Return to Play
Roddy McGee, D.O.
Lawrence Lemak, M.D.
The most common and sometimes only question asked when an athlete has had an injury is, “How long am I out?” Athletes, their parents, and coaches are increasingly interested in descriptions of the anatomy, injury mechanism, and the latest surgical techniques for how the injury is managed. However, they are most concerned with when the player will be able to get back on the field or court.
There are many factors that come into play when making decisions about when to release an athlete to full participation after an injury. By working together, the physician, physical therapist, athletic trainer, coaches, player, and family can follow a plan to ensure a safe return to their sport or activity. They can also work to reduce the risk of another injury and give the athlete their best chance to return to their previous level of performance.

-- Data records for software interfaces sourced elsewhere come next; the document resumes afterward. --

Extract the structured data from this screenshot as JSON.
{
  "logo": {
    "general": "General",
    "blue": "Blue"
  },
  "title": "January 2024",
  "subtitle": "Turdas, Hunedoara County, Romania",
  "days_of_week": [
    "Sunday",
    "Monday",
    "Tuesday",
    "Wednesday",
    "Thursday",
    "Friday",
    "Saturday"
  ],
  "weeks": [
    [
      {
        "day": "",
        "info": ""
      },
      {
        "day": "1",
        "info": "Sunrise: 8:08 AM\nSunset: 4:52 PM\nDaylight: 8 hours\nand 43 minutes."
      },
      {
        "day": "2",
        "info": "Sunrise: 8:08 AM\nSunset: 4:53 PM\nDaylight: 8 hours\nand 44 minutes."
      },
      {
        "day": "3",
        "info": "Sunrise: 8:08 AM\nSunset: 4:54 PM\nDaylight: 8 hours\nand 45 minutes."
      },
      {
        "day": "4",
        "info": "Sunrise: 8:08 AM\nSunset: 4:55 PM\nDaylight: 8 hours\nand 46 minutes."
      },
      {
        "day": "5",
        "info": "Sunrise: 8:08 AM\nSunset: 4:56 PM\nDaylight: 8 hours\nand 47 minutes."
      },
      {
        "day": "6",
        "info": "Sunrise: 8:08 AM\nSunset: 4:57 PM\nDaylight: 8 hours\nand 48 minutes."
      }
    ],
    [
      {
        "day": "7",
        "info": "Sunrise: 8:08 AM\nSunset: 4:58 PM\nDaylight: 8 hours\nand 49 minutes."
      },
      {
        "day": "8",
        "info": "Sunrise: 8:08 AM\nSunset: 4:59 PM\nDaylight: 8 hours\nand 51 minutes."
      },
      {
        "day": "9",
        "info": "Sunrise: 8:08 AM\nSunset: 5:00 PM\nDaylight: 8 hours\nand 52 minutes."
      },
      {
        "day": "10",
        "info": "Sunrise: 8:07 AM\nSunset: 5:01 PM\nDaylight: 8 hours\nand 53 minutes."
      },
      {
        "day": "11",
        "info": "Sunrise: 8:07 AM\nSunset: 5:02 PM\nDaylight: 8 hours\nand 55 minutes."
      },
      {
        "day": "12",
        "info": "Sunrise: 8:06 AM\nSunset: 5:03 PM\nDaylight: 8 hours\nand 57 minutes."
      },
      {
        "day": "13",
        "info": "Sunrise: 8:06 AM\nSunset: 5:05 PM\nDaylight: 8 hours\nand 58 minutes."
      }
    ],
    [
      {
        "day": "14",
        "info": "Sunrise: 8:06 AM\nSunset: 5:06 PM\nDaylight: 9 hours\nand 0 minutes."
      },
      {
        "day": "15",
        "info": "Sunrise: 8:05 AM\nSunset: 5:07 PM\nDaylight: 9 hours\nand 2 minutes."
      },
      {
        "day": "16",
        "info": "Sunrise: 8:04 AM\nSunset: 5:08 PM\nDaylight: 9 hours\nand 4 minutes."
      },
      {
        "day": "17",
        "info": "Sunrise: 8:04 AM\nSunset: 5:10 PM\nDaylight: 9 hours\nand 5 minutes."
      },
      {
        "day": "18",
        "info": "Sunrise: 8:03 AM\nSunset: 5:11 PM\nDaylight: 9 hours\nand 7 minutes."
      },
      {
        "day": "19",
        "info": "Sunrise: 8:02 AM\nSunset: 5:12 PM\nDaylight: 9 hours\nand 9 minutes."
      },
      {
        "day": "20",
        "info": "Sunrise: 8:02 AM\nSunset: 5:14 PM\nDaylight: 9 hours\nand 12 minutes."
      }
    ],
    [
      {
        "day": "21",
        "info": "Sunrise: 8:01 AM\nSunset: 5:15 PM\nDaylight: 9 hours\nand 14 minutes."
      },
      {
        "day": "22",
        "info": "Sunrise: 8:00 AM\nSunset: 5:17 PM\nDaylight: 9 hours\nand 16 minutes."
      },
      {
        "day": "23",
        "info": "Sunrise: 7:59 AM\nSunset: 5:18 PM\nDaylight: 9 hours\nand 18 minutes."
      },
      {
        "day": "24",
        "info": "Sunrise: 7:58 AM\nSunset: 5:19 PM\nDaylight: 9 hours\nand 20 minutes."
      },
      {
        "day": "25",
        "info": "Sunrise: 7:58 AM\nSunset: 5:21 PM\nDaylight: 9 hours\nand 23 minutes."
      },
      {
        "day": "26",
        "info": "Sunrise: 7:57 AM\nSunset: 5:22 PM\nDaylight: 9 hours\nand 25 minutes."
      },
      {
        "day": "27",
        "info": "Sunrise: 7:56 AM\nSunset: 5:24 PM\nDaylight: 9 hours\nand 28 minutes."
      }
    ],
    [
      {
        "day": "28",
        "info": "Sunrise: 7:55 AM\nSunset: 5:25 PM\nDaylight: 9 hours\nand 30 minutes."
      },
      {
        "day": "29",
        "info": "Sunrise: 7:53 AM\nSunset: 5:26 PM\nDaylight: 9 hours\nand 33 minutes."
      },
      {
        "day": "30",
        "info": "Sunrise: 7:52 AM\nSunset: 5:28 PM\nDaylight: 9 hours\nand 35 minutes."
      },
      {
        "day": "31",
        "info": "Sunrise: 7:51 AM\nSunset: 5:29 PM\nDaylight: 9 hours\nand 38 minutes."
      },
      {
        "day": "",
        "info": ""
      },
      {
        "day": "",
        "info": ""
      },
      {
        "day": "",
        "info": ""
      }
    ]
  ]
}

The severity of the injury is the first and most obvious factor that is considered. Muscle strains usually heal faster than ligament injuries or fractures. Injuries that require surgery will typically have a longer time to return than those that do not. In addition to our exam, we use X-ray, MRI, and other diagnostic tests to help us know how serious an injury is and in some cases to help predict time to return. The physician evaluates the athlete during the recovery period to be sure that several criteria are met on a schedule that they expect. Has a surgical wound healed? Curt Schilling's "bloody sock" game in 2004 goes against this idea, but we typically like the wound to be completely healed before a return to activity. Has the swelling improved or resolved? Is the athlete pain free? This may not be an absolute, but continued pain following an injury can be a sign that more needs to be done. Have they regained their full range of motion and stability of the injured area? If any of these factors are not meeting the physician’s satisfaction, the usual course of treatment is altered and this can sometimes prolong the eventual return.
Next, there are sport specific factors that play into our decision. A thumb injury in a baseball shortstop would not have the same return time as for a lineman in football, who can wear a soft cast to protect the injury and still participate in a collision sport with reasonable risk for additional injury. Position specific demands of the same sport can change the plan as well – that same injury on the quarterback’s throwing hand would likely leave him on the sideline.
An injury’s effect on a young person’s self-esteem is often an overlooked element, particularly at the high school level. First, recognize that when an athlete sustains an injury, they have a significant disruption to their daily routine. They are used to a very regimented schedule of school, workouts, and practice. After an injury, they are removed from this structure and also the social environment that those activities provide. They also go through familiar emotional responses – denial, anger, depression, and others, and some kids are better equipped to handle these feelings than others. There is a wide variety in the amount of support available to kids at the youth and high school levels. Coaches and administrators have an opportunity to have a positive impact on their athletes’ lives at a time of significant stress. Losing the identity of being an athlete during a time of injury can be devastating to a young athlete. Every effort should be made to give the athlete the support they need. It is important to include them as part of the team, even though they may be physically unable to perform. There’s another benefit to offering this type of support – athletes that have less stress have a better chance of returning to their sport and they recover faster.
Another important set of issues involves the time of the season and the importance of upcoming contests. Most of our kids are playing sports year-around now. They may have an upcoming tournament or game that could lead to a college scholarship opportunity. There are times when a treatment plan can be tailored to allow an athlete to get through a short period of activity while dealing with the injury. This plan might be quite a bit different if they were in an off-season period. Kerri Strug would not have completed a second vault after injuring her ankle if she was hurt three months before the Olympics. Because it was during the competition, she continued, won the Gold medal, and gave fans a moment that will be remembered forever. If the physician and other members of the sports medicine team aren’t asking these specific questions, it is up to the athlete and the coaches to share this information. The ultimate decision on returning an athlete to full, unrestricted activities takes careful consideration of all these factors and it’s not always clear-cut - even for physicians with experience in handling these issues.
Some injuries and their rehab process have received so much media attention that the athletes know their course before they even get to the office. “Tommy John” surgery for a baseball pitcher is probably the best example. They know that Stephen Strasburg pitched in a game 12 months after his Tommy John surgery and so their only question is often, “What day can I schedule my surgery and when do I start physical therapy?” Other injuries are not as familiar to athletes and those around them. In all cases, it is critical for the physician and the rest of the sports medicine team to have open, clear communication about the injury and all the steps of the process to returning to full participation. It is essential to make the athlete aware of the expectations prior to any treatment, particularly surgery. This is our best chance to have an excellent outcome, to minimize the risk of a repeat or additional injury, and to allow the athlete to participate and perform at a level that they are hoping to achieve.